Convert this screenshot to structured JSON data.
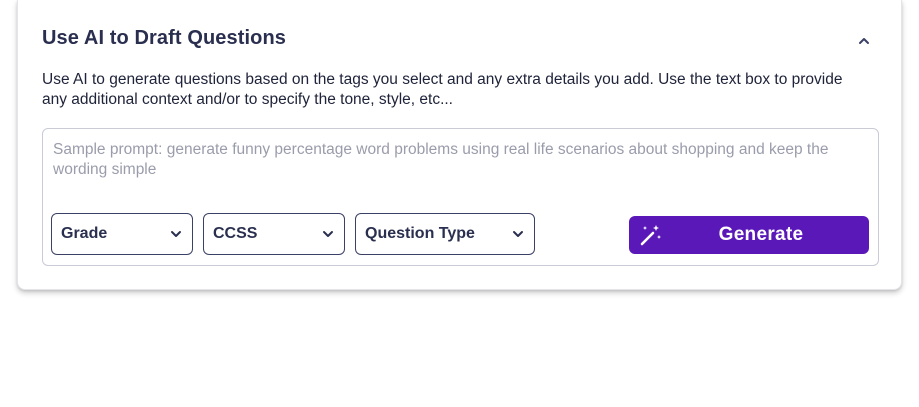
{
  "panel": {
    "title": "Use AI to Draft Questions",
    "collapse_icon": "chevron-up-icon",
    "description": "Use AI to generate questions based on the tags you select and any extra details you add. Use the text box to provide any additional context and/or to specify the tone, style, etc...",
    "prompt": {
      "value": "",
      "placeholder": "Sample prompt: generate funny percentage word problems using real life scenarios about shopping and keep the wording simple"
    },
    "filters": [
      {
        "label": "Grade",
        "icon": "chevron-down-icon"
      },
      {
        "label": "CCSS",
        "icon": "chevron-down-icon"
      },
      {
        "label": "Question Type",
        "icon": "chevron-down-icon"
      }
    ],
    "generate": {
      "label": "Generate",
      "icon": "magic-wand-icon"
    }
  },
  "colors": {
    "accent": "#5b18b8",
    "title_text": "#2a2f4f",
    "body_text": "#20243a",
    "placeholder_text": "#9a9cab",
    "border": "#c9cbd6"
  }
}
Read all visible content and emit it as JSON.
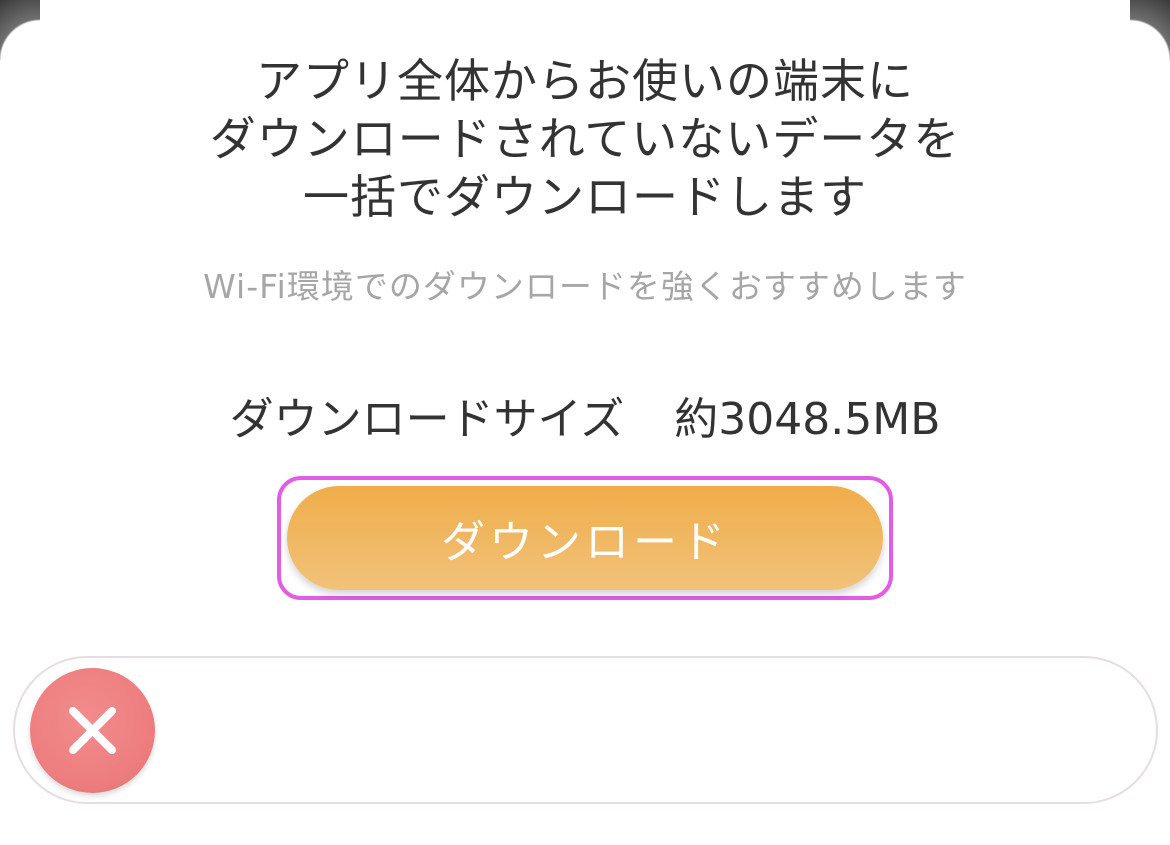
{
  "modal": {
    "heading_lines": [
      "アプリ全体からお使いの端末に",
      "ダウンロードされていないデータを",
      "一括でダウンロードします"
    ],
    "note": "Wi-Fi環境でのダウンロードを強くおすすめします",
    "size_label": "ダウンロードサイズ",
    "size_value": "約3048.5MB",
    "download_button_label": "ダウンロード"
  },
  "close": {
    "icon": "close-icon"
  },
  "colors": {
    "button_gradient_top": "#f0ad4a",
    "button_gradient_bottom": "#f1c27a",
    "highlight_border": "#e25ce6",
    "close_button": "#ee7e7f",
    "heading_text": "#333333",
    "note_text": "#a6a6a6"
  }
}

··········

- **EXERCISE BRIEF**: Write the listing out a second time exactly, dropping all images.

- **ANSWER BOX**:
Convert this screenshot to structured JSON data.
{
  "panel": {
    "title": "Use AI to Draft Questions",
    "collapse_icon": "chevron-up-icon",
    "description": "Use AI to generate questions based on the tags you select and any extra details you add. Use the text box to provide any additional context and/or to specify the tone, style, etc...",
    "prompt": {
      "value": "",
      "placeholder": "Sample prompt: generate funny percentage word problems using real life scenarios about shopping and keep the wording simple"
    },
    "filters": [
      {
        "label": "Grade",
        "icon": "chevron-down-icon"
      },
      {
        "label": "CCSS",
        "icon": "chevron-down-icon"
      },
      {
        "label": "Question Type",
        "icon": "chevron-down-icon"
      }
    ],
    "generate": {
      "label": "Generate",
      "icon": "magic-wand-icon"
    }
  },
  "colors": {
    "accent": "#5b18b8",
    "title_text": "#2a2f4f",
    "body_text": "#20243a",
    "placeholder_text": "#9a9cab",
    "border": "#c9cbd6"
  }
}
Read all visible content and emit it as JSON.
{
  "modal": {
    "heading_lines": [
      "アプリ全体からお使いの端末に",
      "ダウンロードされていないデータを",
      "一括でダウンロードします"
    ],
    "note": "Wi-Fi環境でのダウンロードを強くおすすめします",
    "size_label": "ダウンロードサイズ",
    "size_value": "約3048.5MB",
    "download_button_label": "ダウンロード"
  },
  "close": {
    "icon": "close-icon"
  },
  "colors": {
    "button_gradient_top": "#f0ad4a",
    "button_gradient_bottom": "#f1c27a",
    "highlight_border": "#e25ce6",
    "close_button": "#ee7e7f",
    "heading_text": "#333333",
    "note_text": "#a6a6a6"
  }
}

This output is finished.